Grilled cheese and burgers at Charlie’s Kitchen
Lots has changed in Harvard Square, and many will look at the big-dollar building sales, ever-growing battery of bank fronts and departure of old friends and tell you it’s not like it was. But there are the constants that tend to slip folks’ minds. On that surprisingly long list there’s Harvest, Pinocchio’s, Shay’s, Grendel’s Den, the Hong Kong, Mr. Bartley’s Burger Cottage – most of which we’ve written about here – and the elder statesman of the pack, Charlie’s Kitchen. It opened in the 1950s and hasn’t changed much along the way, while being pretty much everything to everybody. Want to drink a beer outside on a hot summer day and watch a Sox game? It’s got a beer garden with 24 brews on tap, a notable addition a decade ago. Want to listen to live punk music, play trivia or take a warbling try at karaoke? It’s got that going on at the upstairs bar, which is open till late. Charlie’s is also not a bad place for a bite. It’s basic, essential bar food, but good basic, essential bar food.

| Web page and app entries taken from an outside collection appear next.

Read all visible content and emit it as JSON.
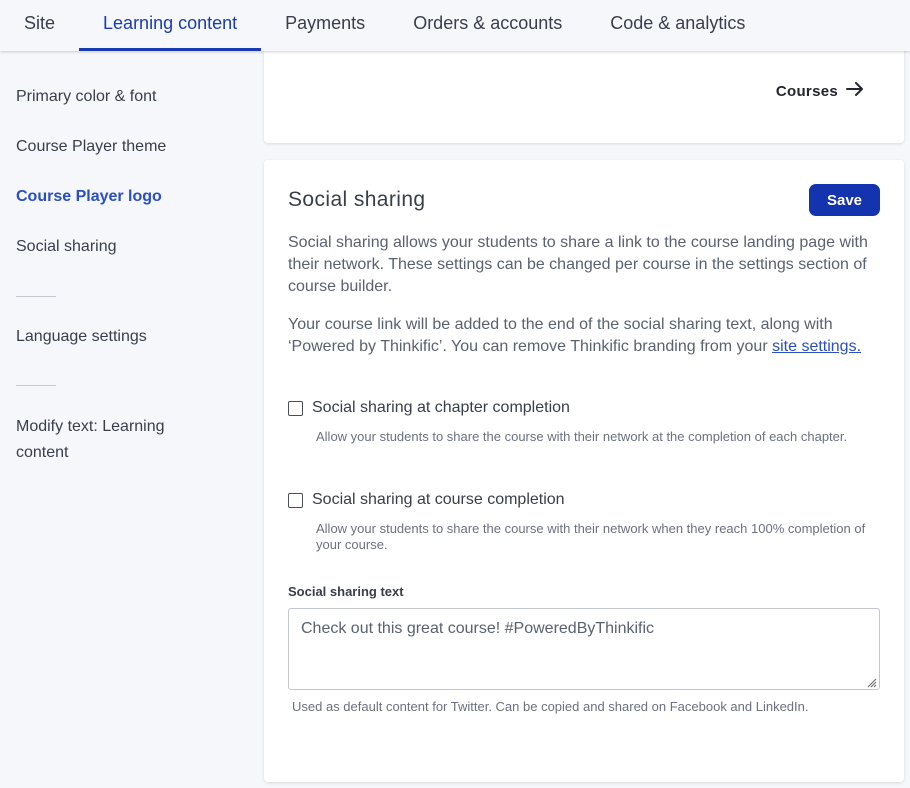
{
  "topnav": {
    "tabs": [
      {
        "label": "Site",
        "active": false
      },
      {
        "label": "Learning content",
        "active": true
      },
      {
        "label": "Payments",
        "active": false
      },
      {
        "label": "Orders & accounts",
        "active": false
      },
      {
        "label": "Code & analytics",
        "active": false
      }
    ]
  },
  "sidebar": {
    "items": [
      {
        "label": "Primary color & font"
      },
      {
        "label": "Course Player theme"
      },
      {
        "label": "Course Player logo",
        "active": true
      },
      {
        "label": "Social sharing"
      },
      {
        "label": "Language settings"
      },
      {
        "label": "Modify text: Learning content"
      }
    ]
  },
  "top_card": {
    "courses_link": "Courses",
    "courses_icon": "arrow-right-icon"
  },
  "social_sharing": {
    "title": "Social sharing",
    "save_label": "Save",
    "description": "Social sharing allows your students to share a link to the course landing page with their network. These settings can be changed per course in the settings section of course builder.",
    "branding_text": "Your course link will be added to the end of the social sharing text, along with ‘Powered by Thinkific’. You can remove Thinkific branding from your ",
    "branding_link": "site settings.",
    "options": [
      {
        "label": "Social sharing at chapter completion",
        "checked": false,
        "help": "Allow your students to share the course with their network at the completion of each chapter."
      },
      {
        "label": "Social sharing at course completion",
        "checked": false,
        "help": "Allow your students to share the course with their network when they reach 100% completion of your course."
      }
    ],
    "text_field": {
      "label": "Social sharing text",
      "value": "Check out this great course! #PoweredByThinkific",
      "help": "Used as default content for Twitter. Can be copied and shared on Facebook and LinkedIn."
    }
  },
  "colors": {
    "accent": "#1a3bb3",
    "save_button": "#1334ae",
    "link": "#2a4ec4"
  }
}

Going into Charlie’s for the first time and drinking in the general ambiance of linoleum-tiled floors, spinning bar stools and red-upholstered booths, it may feel retro; given its vintage, there’s nothing retro about Charlie’s – it’s the real deal. Gone are the lobster tanks at the front, and the offerings overall seem a bit slimmer, and new to the room are signs and materials warning patrons about drinking safe, a response to roofie spikings in the area. But you can still get twin lobster roll and double-cheeseburger specials (though I guess they’re not really special if they’re on the regular menu).
One menu section that seems more pronounced or new since Covid is an “Ultimate Grilled Cheese” selection, which is made with Iggy’s bread that’s thick but light, coming off the griddle golden brown and never greasy.
I’ve tried almost all the varieties: the basic, the basic with avocado, the lobster version and the grilled chicken and avocado spin. All versions come with onions and tomatoes in the mix, save for the lobster – which is good, but if you’re going to have lobster between two slices of toast, go to Alive & Kicking Lobster in Riverside and thank me later. I like the basic, because to me you’re not eating grilled cheese unless there is mustard in the mix, and blessedly Charlie’s has brown and yellow mustards. But you just don’t put mustard on lobster or chicken. (Okay, maybe honey mustard).
These griddle-made sandwiches are not as filling as they appear, so for a side might I steer you to the salt-and-cracked-pepper french fries? They’re slightly bigger than your typical bar fry but not as big as a steak wedge, though like the wedge they are fluffy and moist on the inside while crisp and well-seasoned on the outside. They key flavor component is the salt-and-pepper seasoning, tasting like you might find in a Chinese recipe for lightly battered salt-and-pepper shrimp. It’s a fry worth coming back for. (You can do onion rings too.)
Aside from grilled cheese, one of my favorite eats at Charlie’s is the chicken kebab and veggies with rice pilaf. The open-flame grill adds a subtle charcoal smokiness to the meat. But that grill still probably works hardest filling orders from a slate of burgers – Charlie’s is a burger-and-beer place, with so many that two come on brioche buns: a classic cheddar, and a Chef’s Favourite with grilled onions, crisp bacon, cheese and a mayo and ketchup mix. And those more plant-based can get a homemade black bean cheeseburger or a Beyond burger in any style.
That’s just Charlie’s being flexible to a crowd of students, constriction workers, young professionals and families that is probably the most diverse cross-section of humans in an ever-changing square.
Cambridge writer Tom Meek’s reviews, essays, short stories and articles have appeared in WBUR’s The ARTery, The Boston Phoenix, The Boston Globe, The Rumpus, The Charleston City Paper and SLAB literary journal. Tom is also a member of the Boston Society of Film Critics and rides his bike everywhere.